White House rejects Democrat proposals for Iraq pullout
The White House on Nov. 13 rejected Democrats’ proposals for a phasedwithdrawalofU.S.troopsfrom Iraq as lacking specifics or “meat on the bones,” as President Bush met with the Iraq Study Group, which is seeking to advise the administration on ways to realign Iraq policy.
Democrats have claimed a man- dateaftertheNov.7electionstoforce a change in Iraq policy, and key Senate Democrats on Nov. 13 called for thefirsttroopstobewithdrawnwithin sixmonthsasasignaltoIraqisthatthe United States is not their “security blanket.”
“That’s the message that came through so clearly and powerfully lastTuesdayfromtheAmericanpeople. Most Democrats share the view that we should pressure the White House to commence the phased redeployment of U.S. troops from Iraq in four to six months,” said Sen. Carl LevinofMichigan,whoisinlinetobecome the next chairman of the Senate Armed Services Committee.

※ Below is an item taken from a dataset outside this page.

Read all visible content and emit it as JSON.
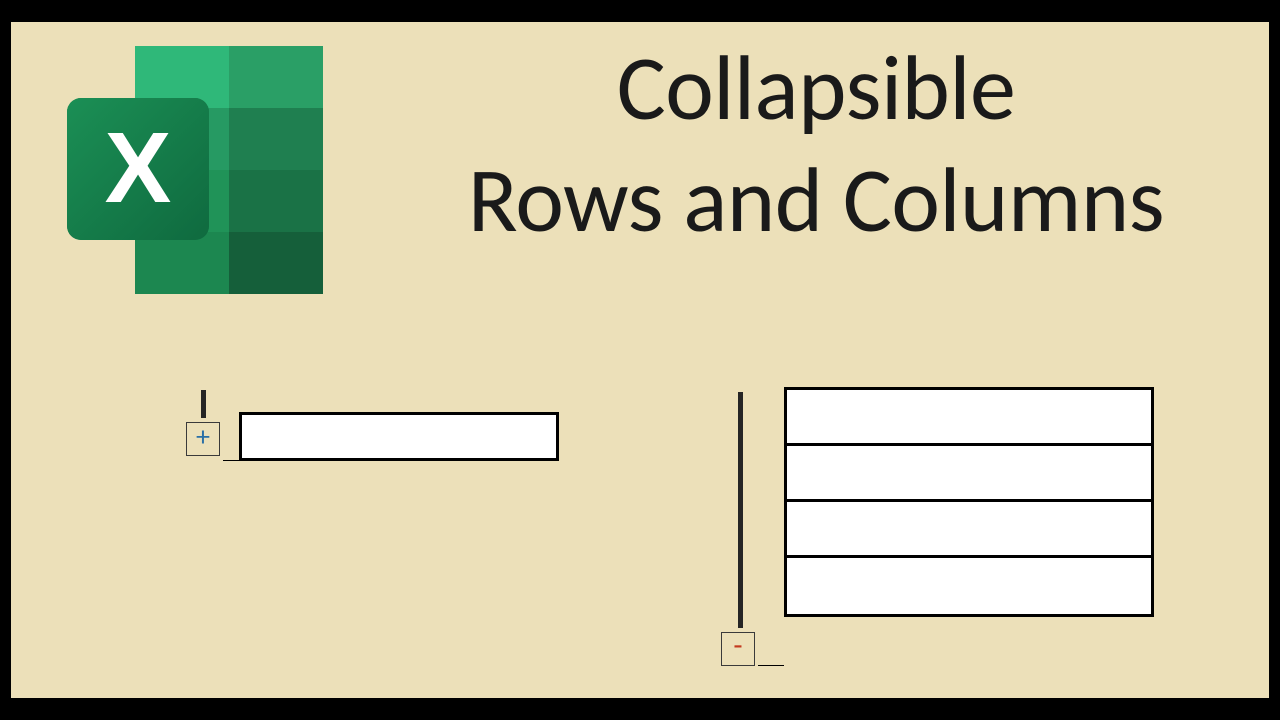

HiscallwasechoedbySen.Harry Reid,NevadaDemocrat,whoislikely tobecometheSenatemajorityleader whenDemocratsassumecontrolnext year. Meanwhile, House Democrats’ leader, Rep. Nancy Pelosi, has made Iraq the central issue in the race for House Democrats’ No. 2 position by endorsing Rep. John P. Murtha of Pennsylvania,basedonhisopposition to the war.
Facedwiththeelectionresultsand emboldenedDemocrats,Mr.Bushis trying to keep control of the debate while still being open to suggestions from the soon-to-be new majority party on Capitol Hill.
“What’sinterestingis,isthatthey’re beginning to understand that with victory comes responsibilities. And I’m looking forward to working with the Democrats to achieve common objectives,” the president told reporters after a meeting with Israeli Prime Minister Ehud Olmert.
WhiteHousepresssecretaryTony Snow said that Democrats have not settled on a proposal and that Mr. Levin’s idea isn’t even fleshed out enough to respond.
“Democratsnowhavetoputmeat on the bones,” he said.
TheWhiteHousehasturnedtothe Iraq Study Group, boosting the congressionallymandatedpanel’sprofile inthepastweekbothinapostelection pressconferenceandagainwithaday full of meetings between the group’s members and administration officials. Mr. Bush, Vice President Dick Cheney, National Security Adviser Stephen J. Hadley and White House ChiefofStaffJoshuaB.Boltenmeton Nov.13withthegroup,headedbyformer Secretary of State James A. Baker III and former Democratic Rep. Lee H. Hamilton of Indiana for 75 minutes.
The group spent the day at the White House, also meeting with the secretaries of defense and state, the national intelligence and CIA directors, top generals and the U.S. ambassadortoIraq.OnNov.14,itsmembers met with Democrats such as former National Security Adviser Samuel R. Berger, former Assistant Secretary of State Richard C. HolbrookeandformerSecretaryofState Warren Christopher.
Expectations for the group are growing,andthoseonbothsidesofthe political divide say it could be a chancefortheWhiteHousetoachieve a face-saving way forward in Iraq.
The group said it wants to have a report by the end of the year.
But Mr. Snow said the study group is just one of the voices Mr. Bush will listen to, and said Mr. Bushisresponsibleformakingfinal decisions. He also cautioned against putting too much weight on the group’s meetings with administration officials, saying that it was an exchangeofinformationaboutwhat is going on in Iraq and that the group was not pitching suggestions.
“Thereseemstobethisnotionthat somehow this is like a board game, whereyoujustsortofneatlysweepall the pieces off, and then it’s all done,” he said.
Still, Mr. Bush’s tone has already changedtothepointwhereheisnow drawing fewer lines and sounding more welcoming to outside ideas.
Asked whether he would accept recommendations from the group thatincludedtimetables,Mr.Bushdid not rule it out, instead saying he will not “prejudge” the report. At a press conference one week earlier, he announced the resignation of Defense Secretary Donald H. Rumsfeld and nominatedRobertM.Gates,whountil Nov. 10 was a member of the study group, as a replacement.
Mr. Levin said the change in attitude was apparent.
“I didn’t hear anything about cutting and running,” he said. “I didn’t hearanythingaboutifyouareproposing that we begin a phased redeploymentinfourtosixmonths,thatsomehow or other that will help the terrorists.”
Charles Hurt contributed to this article.